The Amalgamated Rural Teachers Union of Zimbabwe (ARTUZ) has revealed that members of the public have rejected Continuous Assessment Learning Activities (CALA) in its current form.
CALA was introduced in 2015 and the Ministry of Primary and Secondary Education is currently conducting a curriculum review engaging stakeholders across the country.
In a statement, ARTUZ said the curriculum has proven to be both costly and time-consuming, hampering the educational progress of students.
“The Amalgamated Rural Teachers Union of Zimbabwe consulted the public on their perceptions on Continuous Assessment Learning Activities (CALA) and 95 % of those that participated in the poll rejected CALA in its present form. 71% voted for their repeal and 24 % voted for them to reduced to one CALA per learner.
“Since their introduction in schools, CALAs have proven to be costly and time consuming thereby negatively affecting learners’ progress. Most CALAs require the use of the internet for research which then imposed costs of mobile data, laptops and mobile devices etc, on top the regularly hiking fees,” said ARTUZ.
The union argues that CALAs place an undue burden on students and their families, particularly those from disadvantaged backgrounds.
“In a country we’re the majority of the citizens are living in poverty they widen the learning inequality gap as those from privileged backgrounds will the only ones that can afford to learn, paying particular attention to rural learners, majority of schools have inadequate digital learning facilities to enable students to carry out their Continuous Assessment Learning Activities.
“Therefore, as the Ministry of Primary and Secondary Education is conducting a curriculum review, we found it right to invite citizens to give their views on the matter. It is the Union’s position that CLAS should be reformed in order to ensure effective learning in schools. We have even proposed this in our 2022 publications,” added the union.
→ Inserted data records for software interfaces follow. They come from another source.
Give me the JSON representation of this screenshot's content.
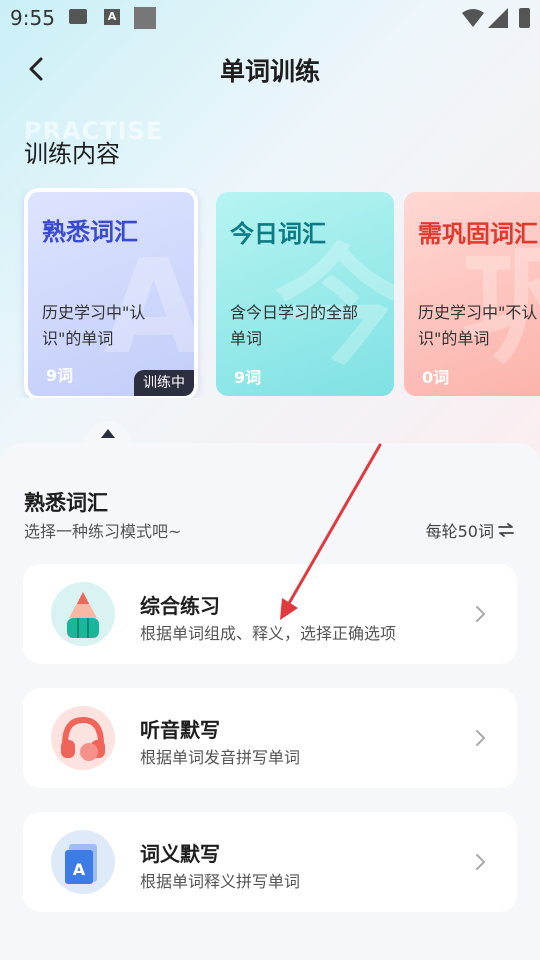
{
  "status_bar": {
    "time": "9:55",
    "a_icon_letter": "A"
  },
  "header": {
    "title": "单词训练",
    "watermark": "PRACTISE"
  },
  "section": {
    "title": "训练内容"
  },
  "cards": [
    {
      "title": "熟悉词汇",
      "desc": "历史学习中\"认识\"的单词",
      "count": "9词",
      "badge": "训练中",
      "deco": "A"
    },
    {
      "title": "今日词汇",
      "desc": "含今日学习的全部单词",
      "count": "9词",
      "deco": "今"
    },
    {
      "title": "需巩固词汇",
      "desc": "历史学习中\"不认识\"的单词",
      "count": "0词",
      "deco": "巩"
    }
  ],
  "sheet": {
    "title": "熟悉词汇",
    "subtitle": "选择一种练习模式吧~",
    "per_round": "每轮50词"
  },
  "modes": [
    {
      "name": "综合练习",
      "desc": "根据单词组成、释义，选择正确选项",
      "icon": "pencil-icon"
    },
    {
      "name": "听音默写",
      "desc": "根据单词发音拼写单词",
      "icon": "headphones-icon"
    },
    {
      "name": "词义默写",
      "desc": "根据单词释义拼写单词",
      "icon": "book-icon",
      "icon_letter": "A"
    }
  ],
  "colors": {
    "accent_blue": "#3b4bd0",
    "accent_teal": "#0e7a84",
    "accent_red": "#e03a2e",
    "annotation_arrow": "#e0393e"
  }
}
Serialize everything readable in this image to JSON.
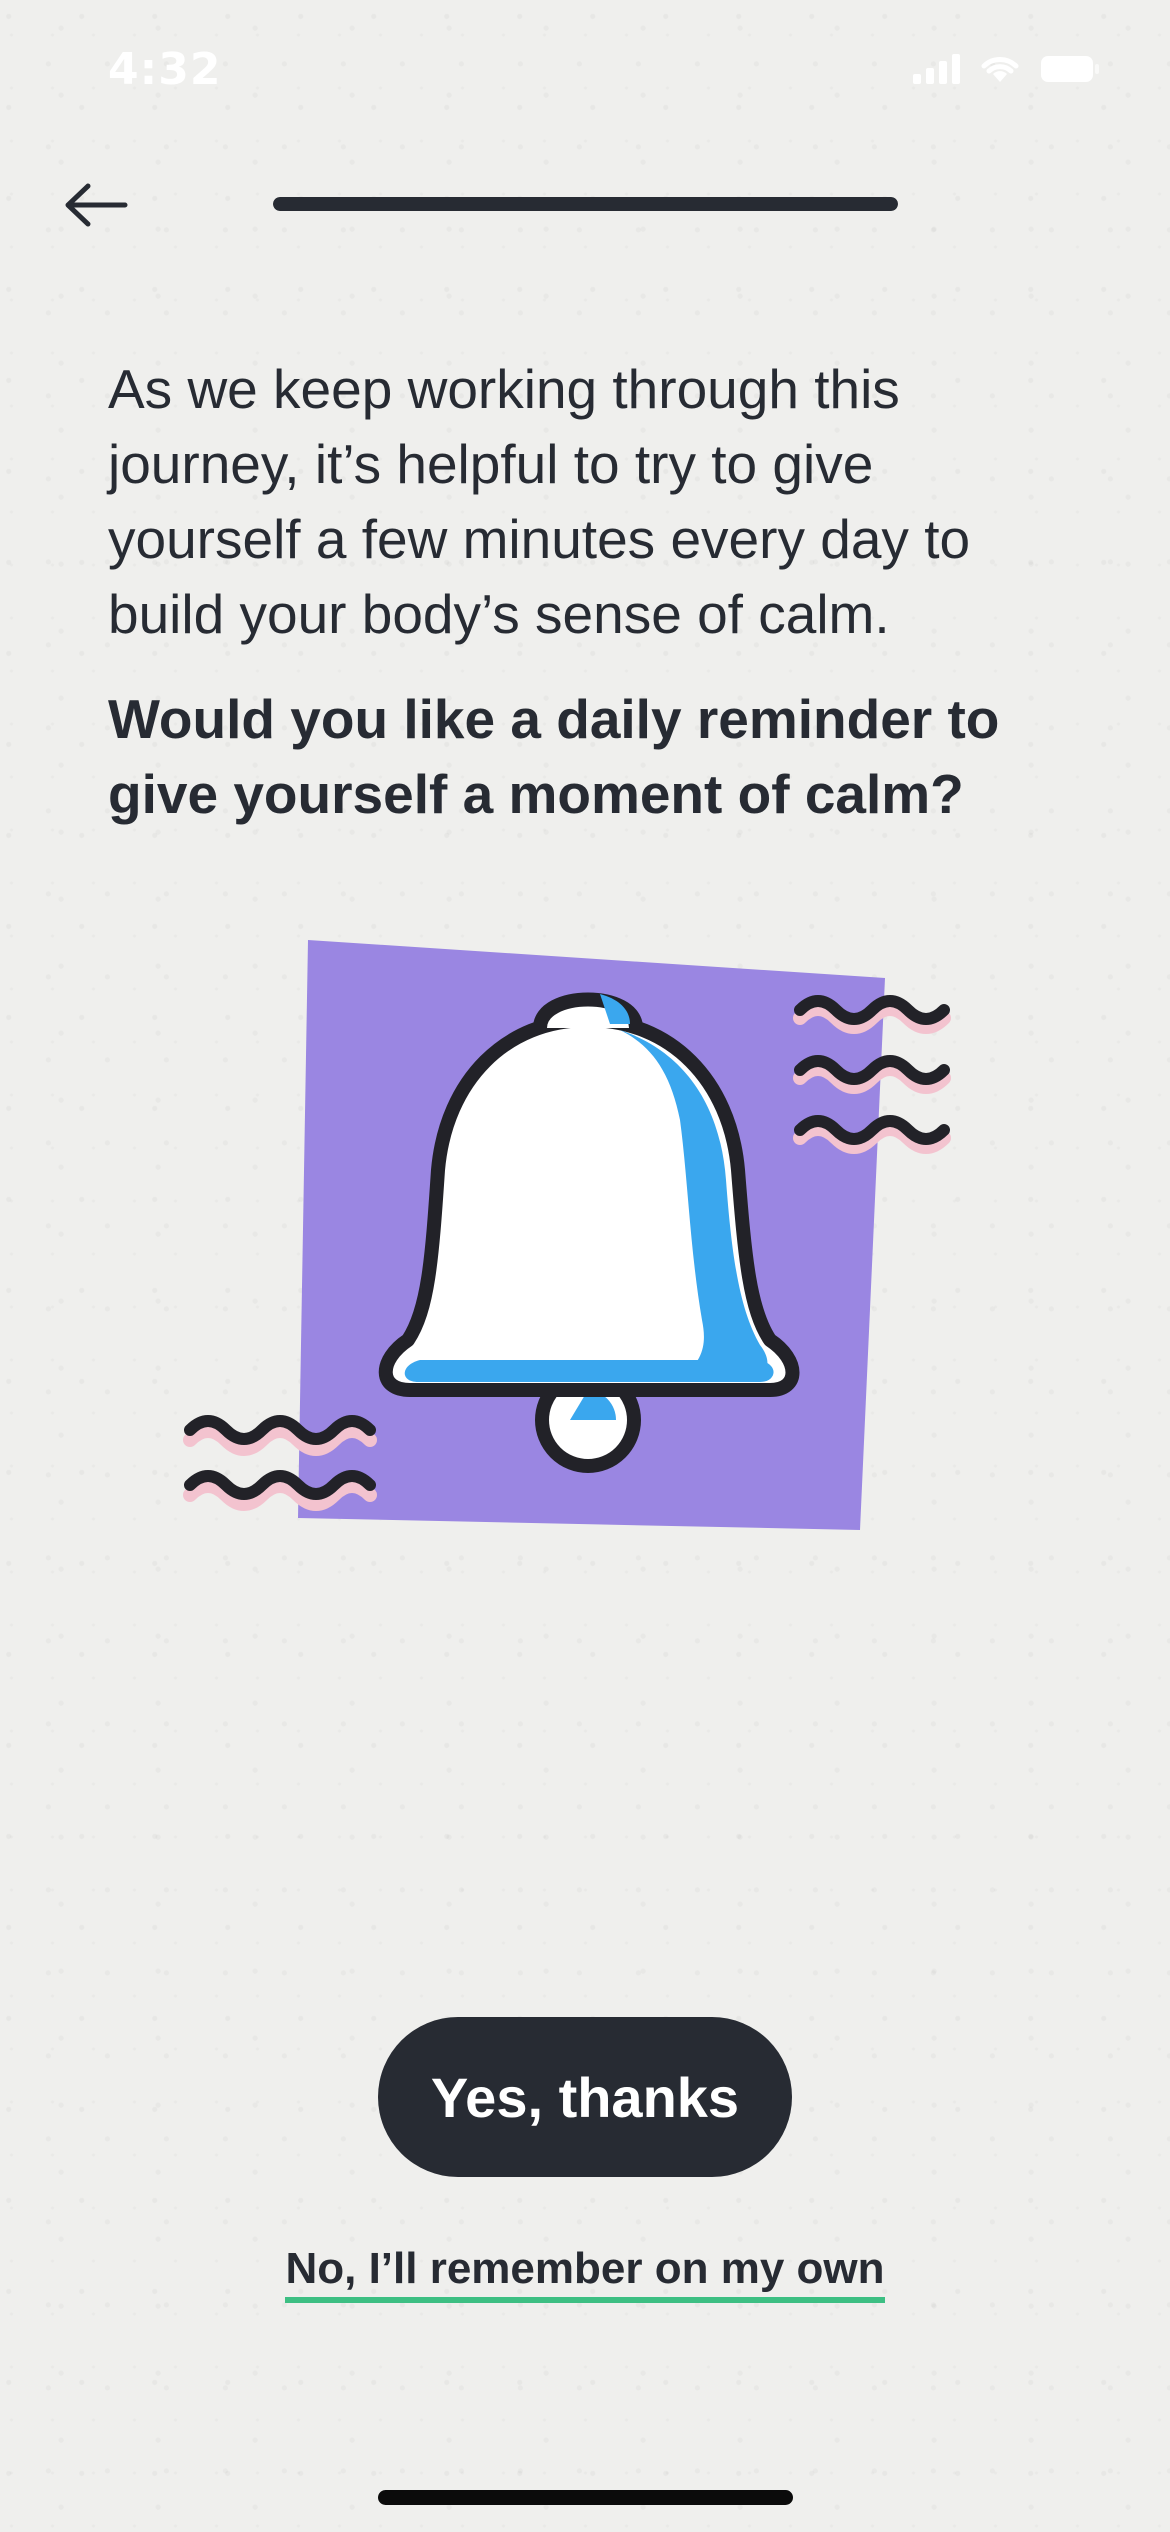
{
  "status_bar": {
    "time": "4:32",
    "icons": [
      "signal-icon",
      "wifi-icon",
      "battery-icon"
    ]
  },
  "header": {
    "back_icon": "arrow-left-icon",
    "progress": 1.0
  },
  "content": {
    "intro": "As we keep working through this journey, it’s helpful to try to give yourself a few minutes every day to build your body’s sense of calm.",
    "question": "Would you like a daily reminder to give yourself a moment of calm?"
  },
  "illustration": {
    "icon": "bell-icon",
    "colors": {
      "card": "#9a86e2",
      "bell": "#ffffff",
      "bell_shadow": "#3aa7ee",
      "outline": "#222228",
      "wave_accent": "#f3c3cf"
    }
  },
  "actions": {
    "yes_label": "Yes, thanks",
    "no_label": "No, I’ll remember on my own"
  },
  "colors": {
    "background": "#efefed",
    "text": "#272b33",
    "button": "#272b33",
    "link_underline": "#3dbf83"
  }
}
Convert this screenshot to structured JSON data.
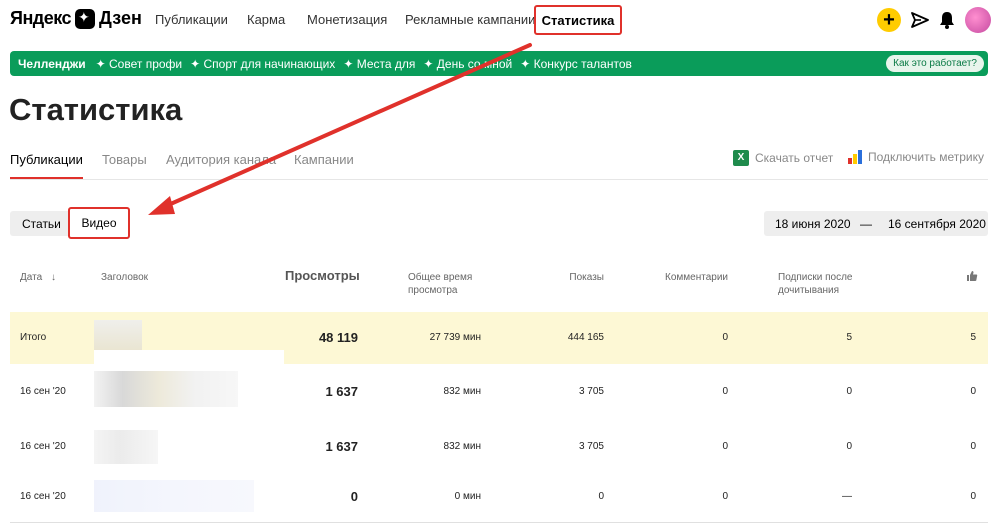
{
  "header": {
    "logo_ya": "Яндекс",
    "logo_dzen": "Дзен",
    "nav": [
      "Публикации",
      "Карма",
      "Монетизация",
      "Рекламные кампании"
    ],
    "nav_active": "Статистика",
    "plus_label": "+"
  },
  "challenges": {
    "title": "Челленджи",
    "items": [
      "Совет профи",
      "Спорт для начинающих",
      "Места для",
      "День со мной",
      "Конкурс талантов"
    ],
    "how_button": "Как это работает?"
  },
  "page_title": "Статистика",
  "tabs": [
    "Публикации",
    "Товары",
    "Аудитория канала",
    "Кампании"
  ],
  "tools": {
    "download": "Скачать отчет",
    "metrika": "Подключить метрику",
    "xls_glyph": "X"
  },
  "content_type": {
    "articles": "Статьи",
    "video": "Видео"
  },
  "date_range": {
    "from": "18 июня 2020",
    "separator": "—",
    "to": "16 сентября 2020"
  },
  "table": {
    "columns": {
      "date": "Дата",
      "title": "Заголовок",
      "views": "Просмотры",
      "watch_time": "Общее время просмотра",
      "impressions": "Показы",
      "comments": "Комментарии",
      "subs": "Подписки после дочитывания",
      "likes_icon": "thumbs-up-icon"
    },
    "rows": [
      {
        "date": "Итого",
        "views": "48 119",
        "time": "27 739 мин",
        "shows": "444 165",
        "comments": "0",
        "subs": "5",
        "likes": "5"
      },
      {
        "date": "16 сен '20",
        "views": "1 637",
        "time": "832 мин",
        "shows": "3 705",
        "comments": "0",
        "subs": "0",
        "likes": "0"
      },
      {
        "date": "16 сен '20",
        "views": "1 637",
        "time": "832 мин",
        "shows": "3 705",
        "comments": "0",
        "subs": "0",
        "likes": "0"
      },
      {
        "date": "16 сен '20",
        "views": "0",
        "time": "0 мин",
        "shows": "0",
        "comments": "0",
        "subs": "—",
        "likes": "0"
      }
    ]
  },
  "colors": {
    "accent_red": "#e0312b",
    "green_bar": "#0a9c5a",
    "total_row": "#fdf8d5",
    "plus_yellow": "#ffcc00"
  }
}
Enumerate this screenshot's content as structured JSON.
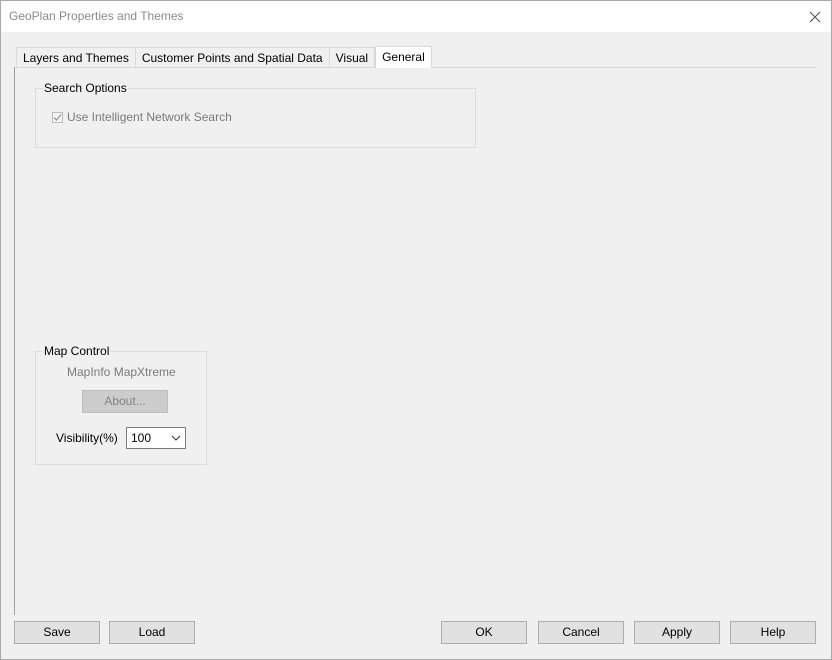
{
  "window": {
    "title": "GeoPlan Properties and Themes"
  },
  "tabs": [
    {
      "label": "Layers and Themes"
    },
    {
      "label": "Customer Points and Spatial Data"
    },
    {
      "label": "Visual"
    },
    {
      "label": "General"
    }
  ],
  "active_tab": "General",
  "search_options": {
    "title": "Search Options",
    "intelligent_search_label": "Use Intelligent Network Search",
    "intelligent_search_checked": true
  },
  "map_control": {
    "title": "Map Control",
    "product_name": "MapInfo MapXtreme",
    "about_label": "About...",
    "visibility_label": "Visibility(%)",
    "visibility_value": "100"
  },
  "buttons": {
    "save": "Save",
    "load": "Load",
    "ok": "OK",
    "cancel": "Cancel",
    "apply": "Apply",
    "help": "Help"
  },
  "icons": {
    "close": "close-icon",
    "dropdown": "chevron-down-icon",
    "check": "check-icon"
  },
  "colors": {
    "titlebar": "#ffffff",
    "background": "#f0f0f0",
    "disabled_text": "#7a7a7a"
  }
}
ARTUZ emphasised the need for a more inclusive and accessible education system that caters to the needs of all students, regardless of their socioeconomic background.